Data science could become a new tool to help researchers discover dangerous drug-drug interactions that have yet to come to light.
With an estimated 20% of Americans taking two or more prescription drugs, drugs that may be dangerous when taken together is a growing issue. While prescription drugs on their own have side effects, with hundreds of different drugs on the market, the safety of many drug combinations are unknown.
Researchers at Columbia University Medical Center in New York decided to try and find what drug combinations might lead to abnormal heart rhythms that are potential fatal, a condition known as QT prolongation. Starting with a list of drugs known to potentially cause this problem, the team created an algorithm to sift through an FDA side effects database. Hundreds of potential drug combinations came up.
They then combined this information with 1.6 million electrocardiogram results from a Columbia database to see which drug combinations might have lead to QT prolongation. That narrowed the list down to just 8 combinations.
But one combination in particular caught their eye, they reported in the Journal of The American College of Cardiology. People who were taking the antibiotic Rocephin (ceftriaxone) along with the stomach acid reducing medicine Prevacid (lansoprazole) were 1.4 times more likely to have QT prolongation than people who took only one of the drugs. (A long QT interval can upset the careful timing of the heartbeat and trigger dangerous heart rhythms.)

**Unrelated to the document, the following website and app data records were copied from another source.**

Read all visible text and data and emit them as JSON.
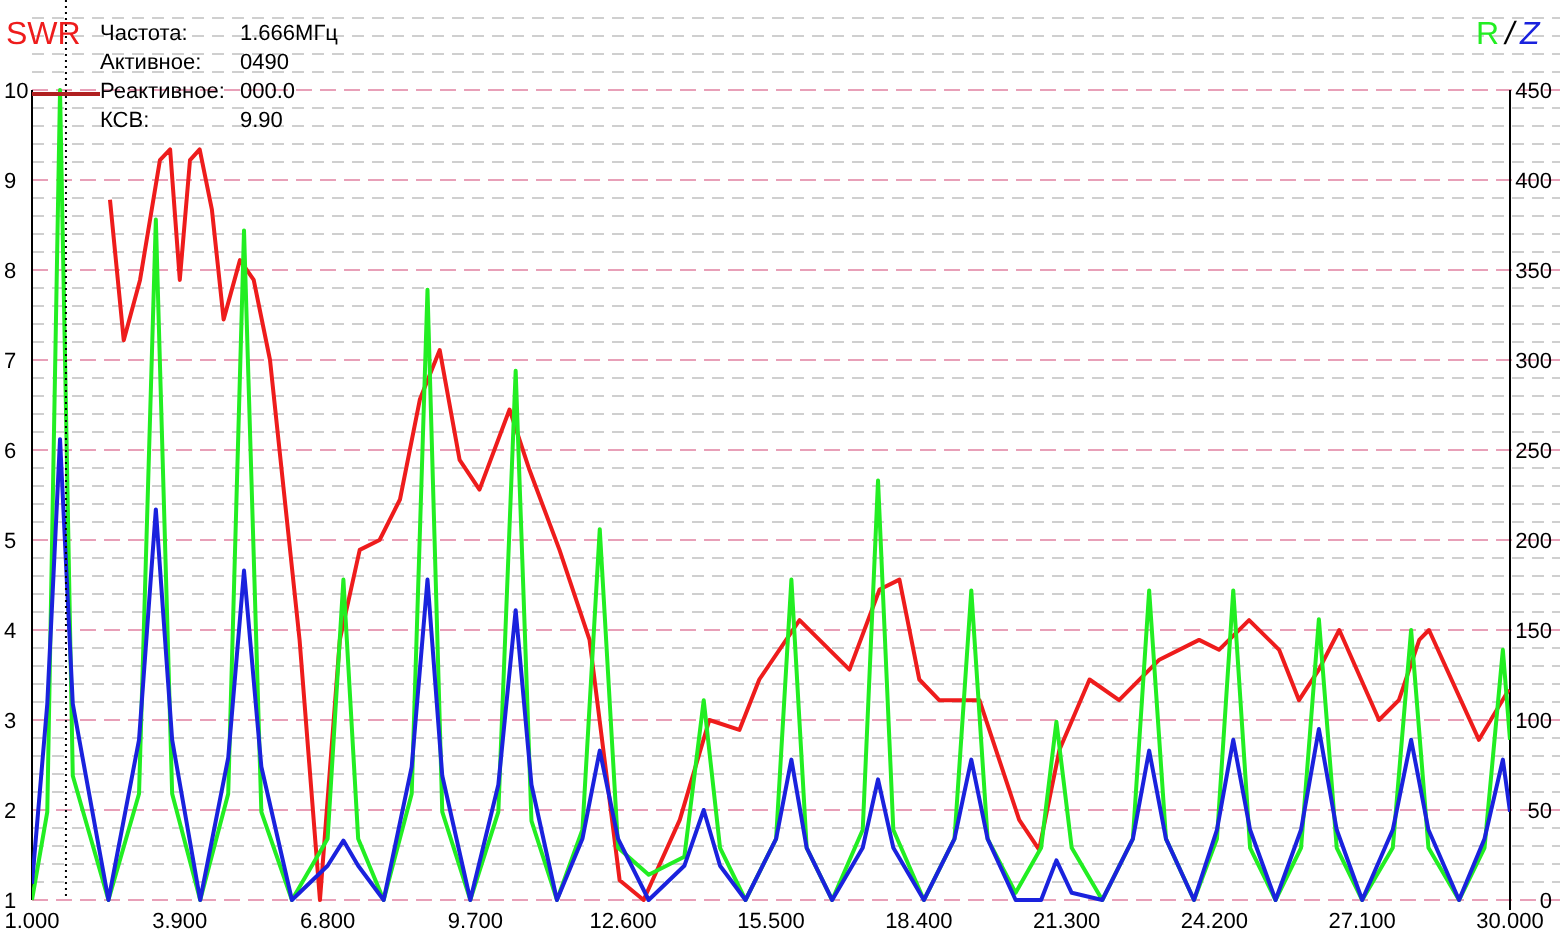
{
  "readout": [
    {
      "label": "Частота:",
      "value": "1.666МГц"
    },
    {
      "label": "Активное:",
      "value": "0490"
    },
    {
      "label": "Реактивное:",
      "value": "000.0"
    },
    {
      "label": "КСВ:",
      "value": "9.90"
    }
  ],
  "axis_separator": "/",
  "chart": {
    "chart_data": {
      "type": "line",
      "xlim": [
        1,
        30
      ],
      "ylim": [
        1,
        10
      ],
      "y2lim": [
        0,
        450
      ],
      "xticks": [
        {
          "value": 1,
          "label": "1.000"
        },
        {
          "value": 3.9,
          "label": "3.900"
        },
        {
          "value": 6.8,
          "label": "6.800"
        },
        {
          "value": 9.7,
          "label": "9.700"
        },
        {
          "value": 12.6,
          "label": "12.600"
        },
        {
          "value": 15.5,
          "label": "15.500"
        },
        {
          "value": 18.4,
          "label": "18.400"
        },
        {
          "value": 21.3,
          "label": "21.300"
        },
        {
          "value": 24.2,
          "label": "24.200"
        },
        {
          "value": 27.1,
          "label": "27.100"
        },
        {
          "value": 30,
          "label": "30.000"
        }
      ],
      "yticks": [
        1,
        2,
        3,
        4,
        5,
        6,
        7,
        8,
        9,
        10
      ],
      "y2ticks": [
        0,
        50,
        100,
        150,
        200,
        250,
        300,
        350,
        400,
        450
      ],
      "grid": true,
      "ref_lines": [
        {
          "axis": "x",
          "value": 1.666
        }
      ],
      "series": [
        {
          "name": "SWR",
          "color": "#ee1c1c",
          "x": [
            2.53,
            2.8,
            3.12,
            3.51,
            3.71,
            3.9,
            4.1,
            4.29,
            4.53,
            4.76,
            5.08,
            5.35,
            5.67,
            6.25,
            6.65,
            7.04,
            7.43,
            7.82,
            8.22,
            8.61,
            9.0,
            9.39,
            9.78,
            10.37,
            10.76,
            11.35,
            11.94,
            12.53,
            13.0,
            13.71,
            14.29,
            14.88,
            15.27,
            16.06,
            16.45,
            17.04,
            17.63,
            18.02,
            18.41,
            18.8,
            19.59,
            20.37,
            20.76,
            21.16,
            21.75,
            22.33,
            23.12,
            23.9,
            24.29,
            24.88,
            25.47,
            25.86,
            26.25,
            26.65,
            27.43,
            27.82,
            28.22,
            28.41,
            29.39,
            29.98
          ],
          "values": [
            8.78,
            7.22,
            7.89,
            9.22,
            9.34,
            7.89,
            9.22,
            9.34,
            8.67,
            7.45,
            8.11,
            7.89,
            7.0,
            3.89,
            1.0,
            3.89,
            4.89,
            5.0,
            5.45,
            6.56,
            7.11,
            5.89,
            5.56,
            6.45,
            5.78,
            4.89,
            3.89,
            1.22,
            1.0,
            1.89,
            3.0,
            2.89,
            3.45,
            4.11,
            3.89,
            3.56,
            4.45,
            4.56,
            3.45,
            3.22,
            3.22,
            1.89,
            1.56,
            2.67,
            3.45,
            3.22,
            3.67,
            3.89,
            3.78,
            4.11,
            3.78,
            3.22,
            3.56,
            4.0,
            3.0,
            3.22,
            3.89,
            4.0,
            2.78,
            3.34
          ]
        },
        {
          "name": "R",
          "color": "#22ee22",
          "axis": "y2",
          "x": [
            1.0,
            1.3,
            1.55,
            1.8,
            2.5,
            3.1,
            3.43,
            3.75,
            4.3,
            4.85,
            5.16,
            5.5,
            6.1,
            6.8,
            7.11,
            7.4,
            7.9,
            8.45,
            8.76,
            9.05,
            9.6,
            10.15,
            10.49,
            10.8,
            11.3,
            11.8,
            12.14,
            12.5,
            13.1,
            13.8,
            14.18,
            14.5,
            15.0,
            15.6,
            15.9,
            16.2,
            16.7,
            17.3,
            17.6,
            17.9,
            18.5,
            19.1,
            19.43,
            19.75,
            20.3,
            20.8,
            21.1,
            21.4,
            22.0,
            22.6,
            22.92,
            23.25,
            23.8,
            24.25,
            24.57,
            24.9,
            25.4,
            25.9,
            26.25,
            26.6,
            27.1,
            27.7,
            28.06,
            28.4,
            29.0,
            29.5,
            29.86,
            30.0
          ],
          "values": [
            0,
            49,
            450,
            69,
            0,
            59,
            378,
            59,
            0,
            59,
            372,
            49,
            0,
            34,
            178,
            34,
            0,
            59,
            339,
            49,
            0,
            49,
            294,
            44,
            0,
            39,
            206,
            29,
            14,
            24,
            111,
            29,
            0,
            34,
            178,
            29,
            0,
            39,
            233,
            39,
            0,
            34,
            172,
            34,
            4,
            29,
            99,
            29,
            0,
            34,
            172,
            34,
            0,
            34,
            172,
            29,
            0,
            29,
            156,
            29,
            0,
            29,
            150,
            29,
            0,
            29,
            139,
            89
          ]
        },
        {
          "name": "Z",
          "color": "#1a22dd",
          "axis": "y2",
          "x": [
            1.0,
            1.3,
            1.55,
            1.8,
            2.5,
            3.1,
            3.43,
            3.75,
            4.3,
            4.85,
            5.16,
            5.5,
            6.1,
            6.8,
            7.11,
            7.4,
            7.9,
            8.45,
            8.76,
            9.05,
            9.6,
            10.15,
            10.49,
            10.8,
            11.3,
            11.8,
            12.14,
            12.5,
            13.1,
            13.8,
            14.18,
            14.5,
            15.0,
            15.6,
            15.9,
            16.2,
            16.7,
            17.3,
            17.6,
            17.9,
            18.5,
            19.1,
            19.43,
            19.75,
            20.3,
            20.8,
            21.1,
            21.4,
            22.0,
            22.6,
            22.92,
            23.25,
            23.8,
            24.25,
            24.57,
            24.9,
            25.4,
            25.9,
            26.25,
            26.6,
            27.1,
            27.7,
            28.06,
            28.4,
            29.0,
            29.5,
            29.86,
            30.0
          ],
          "values": [
            9,
            109,
            256,
            109,
            0,
            89,
            217,
            89,
            0,
            79,
            183,
            74,
            0,
            19,
            33,
            19,
            0,
            74,
            178,
            69,
            0,
            64,
            161,
            64,
            0,
            34,
            83,
            34,
            0,
            19,
            50,
            19,
            0,
            34,
            78,
            29,
            0,
            29,
            67,
            29,
            0,
            34,
            78,
            34,
            0,
            0,
            22,
            4,
            0,
            34,
            83,
            34,
            0,
            39,
            89,
            39,
            0,
            39,
            95,
            39,
            0,
            39,
            89,
            39,
            0,
            34,
            78,
            49
          ]
        }
      ]
    }
  }
}
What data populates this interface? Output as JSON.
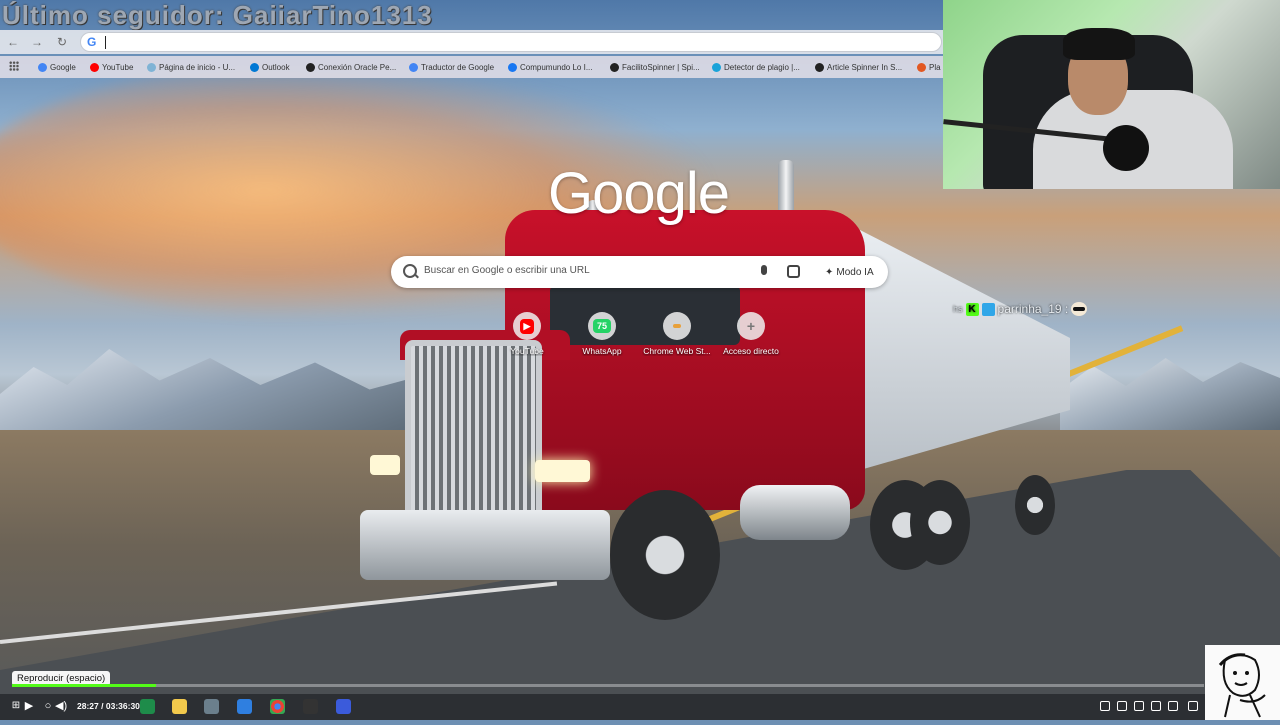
{
  "overlay": {
    "banner_text": "Último seguidor: GaiiarTino1313"
  },
  "browser": {
    "omnibox_value": "",
    "bookmarks": [
      {
        "label": "Google",
        "color": "#4285f4"
      },
      {
        "label": "YouTube",
        "color": "#ff0000"
      },
      {
        "label": "Página de inicio - U...",
        "color": "#7fb3d5"
      },
      {
        "label": "Outlook",
        "color": "#0078d4"
      },
      {
        "label": "Conexión Oracle Pe...",
        "color": "#222222"
      },
      {
        "label": "Traductor de Google",
        "color": "#4285f4"
      },
      {
        "label": "Compumundo Lo I...",
        "color": "#1877f2"
      },
      {
        "label": "FacilitoSpinner | Spi...",
        "color": "#222222"
      },
      {
        "label": "Detector de plagio |...",
        "color": "#1aa3d9"
      },
      {
        "label": "Article Spinner In S...",
        "color": "#222222"
      },
      {
        "label": "Pla",
        "color": "#e25822"
      }
    ]
  },
  "newtab": {
    "logo_text": "Google",
    "search_placeholder": "Buscar en Google o escribir una URL",
    "ai_mode_label": "Modo IA",
    "shortcuts": [
      {
        "label": "YouTube",
        "icon_text": "▶",
        "color": "#ff0000"
      },
      {
        "label": "WhatsApp",
        "icon_text": "75",
        "color": "#25d366"
      },
      {
        "label": "Chrome Web St...",
        "icon_text": "",
        "color": "#e8a03a"
      },
      {
        "label": "Acceso directo",
        "icon_text": "+",
        "color": "#777777"
      }
    ]
  },
  "chat": {
    "prefix": "hs",
    "username": "parrinha_19 :"
  },
  "player": {
    "tooltip": "Reproducir (espacio)",
    "time_current": "28:27",
    "time_separator": "/",
    "time_total": "03:36:30",
    "progress_fraction": 0.121,
    "accent": "#53fc18"
  }
}
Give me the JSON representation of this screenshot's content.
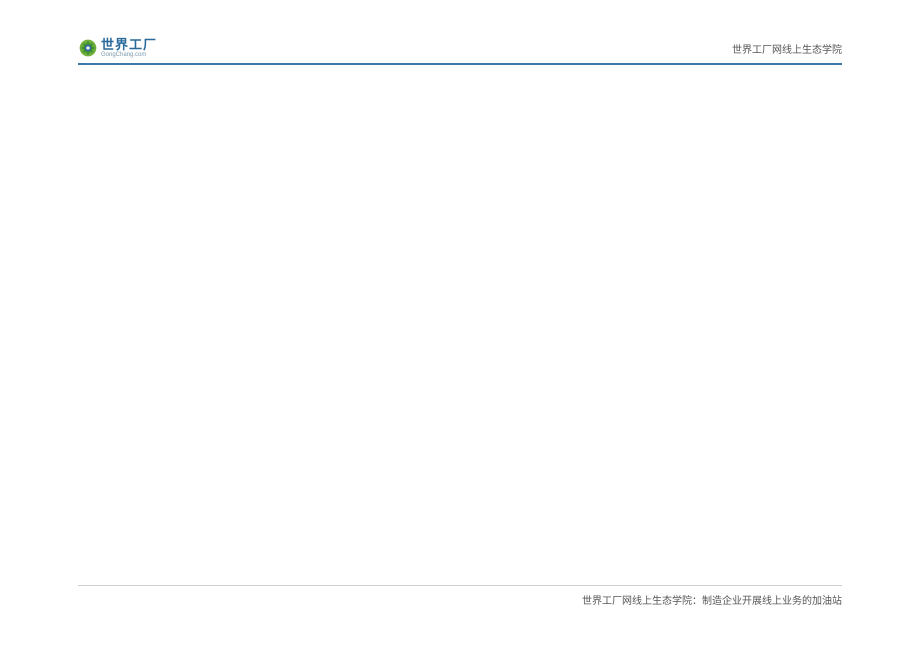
{
  "header": {
    "logo_main": "世界工厂",
    "logo_sub": "GongChang.com",
    "title_right": "世界工厂网线上生态学院"
  },
  "footer": {
    "text": "世界工厂网线上生态学院：制造企业开展线上业务的加油站"
  }
}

The results may indicate that data science techniques can be used to find safety signals in drug combinations by mining through vast databases.